The Fisker Ocean competes in a packed segment

The automotive market won’t give this new electric SUV a pass for being a newcomer to the market. The Ocean competes in a class with some of the most popular EVs, including:

  • Tesla Model Y
  • Hyundai Ioniq 5
  • Kia EV6
  • Mustang Mach-e

Other new models are coming, including the new Chevrolet Blazer EV, which should be highly competitive with the rest of this class. Unfortunately, the reviewer from Auto Focus was less than impressed with the daily usefulness of the Fisker Ocean.

2024 Fisker Ocean electric SUV posed in front of a house.
2024 Fisker Ocean | Fisker

What makes this Fisker electric SUV a solid choice?

The new Ocean electric SUV has an impressive style and hits some high notes in terms of the SUV’s basic fundamentals. The shape is reminiscent of a Range Rover, giving this SUV an upscale, luxury quality. Some of the redeeming qualities of this SUV are:

  • Light signature
  • Grille style
  • Stylish wheels under the aero caps
  • Flush door handles
  • Side-mirror turn signals
  • Body side turn signals – mounted high on the rear side areas
  • Roof solar panels
  • Large steering wheel
  • Infotainment and gauge screens
  • Large rear seat
  • Rear camera mirror

The Ocean has a generous cargo area and spacious cabin. This vehicle’s overall look and feel could be enough to entice many drivers.

How will the Fisker Ocean disappoint many drivers?

The most disappointing aspect of this new electric SUV is the incomplete software programming. The Ocean’s software system is unreliable at best and can be downright dangerous, especially if the safety system fails. The reviewer pointed out that every time he started the vehicle it presented a different failing feature, and most electronics were unpredictable.

Considering our dependence on electronics in modern vehicles, living with a vehicle that doesn’t connect easily to your smartphone and presents various system failures makes driving unnerving and much less enjoyable than it should be.

Other areas where the Ocean is disappointing are:

  • No front seat rear pockets
  • Solar panels don’t report stats
  • No brake hold on hills
  • Strange sun visors – small fold-out and tiny mirrors
  • The center console is dominated by a fold-out tray
  • No glove box – just another tray for the passenger
  • The drive mode button isn’t clearly indicated
  • Launch Mode is limited to 500 uses
  • The steering wheel control buttons are poorly located

The drive modes are called Earth, Fun, and Hyper, but only seem to adjust the throttle response. Strangely, the regular driving mode, Earth, can provide wheel-spinning power when the throttle is pressed to the floor, creating a confusing power deliver.

Another unlabeled button is the button that rotates the infotainment system from portrait to landscape. This button is the Fisker logo, and must be held for five seconds for the screen to rotate.

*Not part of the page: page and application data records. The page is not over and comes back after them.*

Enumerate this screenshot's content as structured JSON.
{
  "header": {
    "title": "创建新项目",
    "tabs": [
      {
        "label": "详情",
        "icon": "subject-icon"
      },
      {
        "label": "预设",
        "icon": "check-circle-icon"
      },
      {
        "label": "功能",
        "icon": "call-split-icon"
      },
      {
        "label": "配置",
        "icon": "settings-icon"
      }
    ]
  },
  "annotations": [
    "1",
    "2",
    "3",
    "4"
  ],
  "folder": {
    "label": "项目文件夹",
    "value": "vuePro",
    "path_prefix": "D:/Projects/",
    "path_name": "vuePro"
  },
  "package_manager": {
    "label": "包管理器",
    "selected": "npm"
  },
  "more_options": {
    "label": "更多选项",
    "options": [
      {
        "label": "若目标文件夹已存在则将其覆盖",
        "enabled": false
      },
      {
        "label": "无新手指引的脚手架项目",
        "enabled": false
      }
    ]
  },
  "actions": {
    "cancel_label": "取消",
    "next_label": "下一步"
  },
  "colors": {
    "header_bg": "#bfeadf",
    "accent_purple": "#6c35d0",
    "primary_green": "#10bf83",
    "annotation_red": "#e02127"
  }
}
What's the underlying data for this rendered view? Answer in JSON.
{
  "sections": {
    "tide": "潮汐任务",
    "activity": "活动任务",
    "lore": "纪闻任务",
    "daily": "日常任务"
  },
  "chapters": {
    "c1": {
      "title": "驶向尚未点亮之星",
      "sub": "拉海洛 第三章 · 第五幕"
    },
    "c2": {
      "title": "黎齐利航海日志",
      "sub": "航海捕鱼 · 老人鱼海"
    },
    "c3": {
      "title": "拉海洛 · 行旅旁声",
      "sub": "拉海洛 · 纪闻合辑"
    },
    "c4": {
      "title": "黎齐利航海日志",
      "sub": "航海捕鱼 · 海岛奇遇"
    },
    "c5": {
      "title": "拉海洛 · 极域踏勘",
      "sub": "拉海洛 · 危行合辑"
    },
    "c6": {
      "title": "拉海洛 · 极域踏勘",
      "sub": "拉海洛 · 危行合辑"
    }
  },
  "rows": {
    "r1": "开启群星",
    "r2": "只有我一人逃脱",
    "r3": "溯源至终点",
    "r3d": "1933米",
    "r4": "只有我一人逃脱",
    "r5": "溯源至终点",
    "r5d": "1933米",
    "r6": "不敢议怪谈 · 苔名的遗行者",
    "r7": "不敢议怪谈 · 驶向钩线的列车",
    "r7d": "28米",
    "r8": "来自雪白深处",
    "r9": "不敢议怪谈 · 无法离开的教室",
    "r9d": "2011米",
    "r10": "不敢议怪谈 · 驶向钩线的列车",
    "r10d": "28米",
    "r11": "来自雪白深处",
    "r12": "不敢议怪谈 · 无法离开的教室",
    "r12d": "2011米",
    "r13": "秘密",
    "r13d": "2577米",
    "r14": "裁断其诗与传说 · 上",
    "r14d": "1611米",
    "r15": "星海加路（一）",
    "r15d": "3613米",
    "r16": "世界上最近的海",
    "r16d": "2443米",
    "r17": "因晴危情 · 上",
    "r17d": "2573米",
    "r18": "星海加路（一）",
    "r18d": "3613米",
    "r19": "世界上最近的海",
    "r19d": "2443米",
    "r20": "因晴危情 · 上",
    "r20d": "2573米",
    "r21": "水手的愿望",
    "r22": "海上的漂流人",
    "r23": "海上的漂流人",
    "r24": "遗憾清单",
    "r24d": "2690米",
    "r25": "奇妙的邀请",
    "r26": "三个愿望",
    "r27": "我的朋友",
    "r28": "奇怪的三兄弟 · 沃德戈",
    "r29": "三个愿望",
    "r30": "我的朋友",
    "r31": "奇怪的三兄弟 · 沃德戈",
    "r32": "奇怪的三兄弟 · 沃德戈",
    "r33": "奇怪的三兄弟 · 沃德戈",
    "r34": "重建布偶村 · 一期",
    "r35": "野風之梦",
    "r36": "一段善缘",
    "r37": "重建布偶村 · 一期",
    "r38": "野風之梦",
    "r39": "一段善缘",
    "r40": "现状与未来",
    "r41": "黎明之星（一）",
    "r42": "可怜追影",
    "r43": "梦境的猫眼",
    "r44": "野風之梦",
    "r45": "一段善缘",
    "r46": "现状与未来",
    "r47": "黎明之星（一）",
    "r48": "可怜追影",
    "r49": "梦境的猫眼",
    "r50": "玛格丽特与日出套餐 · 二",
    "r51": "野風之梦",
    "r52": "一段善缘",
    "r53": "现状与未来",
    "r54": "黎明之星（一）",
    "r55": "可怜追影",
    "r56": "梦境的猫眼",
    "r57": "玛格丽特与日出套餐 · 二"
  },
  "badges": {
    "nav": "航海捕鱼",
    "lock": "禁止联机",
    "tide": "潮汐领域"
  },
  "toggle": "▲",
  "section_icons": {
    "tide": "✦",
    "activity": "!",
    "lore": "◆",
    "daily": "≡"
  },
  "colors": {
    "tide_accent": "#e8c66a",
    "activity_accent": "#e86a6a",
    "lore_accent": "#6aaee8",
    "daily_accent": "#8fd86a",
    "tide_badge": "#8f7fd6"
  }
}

Fisker promises a software update

The 2.0 software update for the Fisker Ocean should include upgrades to many systems and give drivers:

  • Revised torque split 50/50 to 45/55
  • Automatic vehicle hold
  • Energy meter for solar roof
  • Trailer sway mitigation
  • Key fob enhancements
  • OTA capabilities
  • Reduction of charge loss while parked

The verdict

For now, the Fisker Ocean is fundamentally a good electric SUV with more than 300 miles of driving range, but it has a long list of flaws. Most of these flaws relate to the programming and electronics, which makes this EV hard to live with. Hopefully, Fisker’s upgrade will address most of the problems.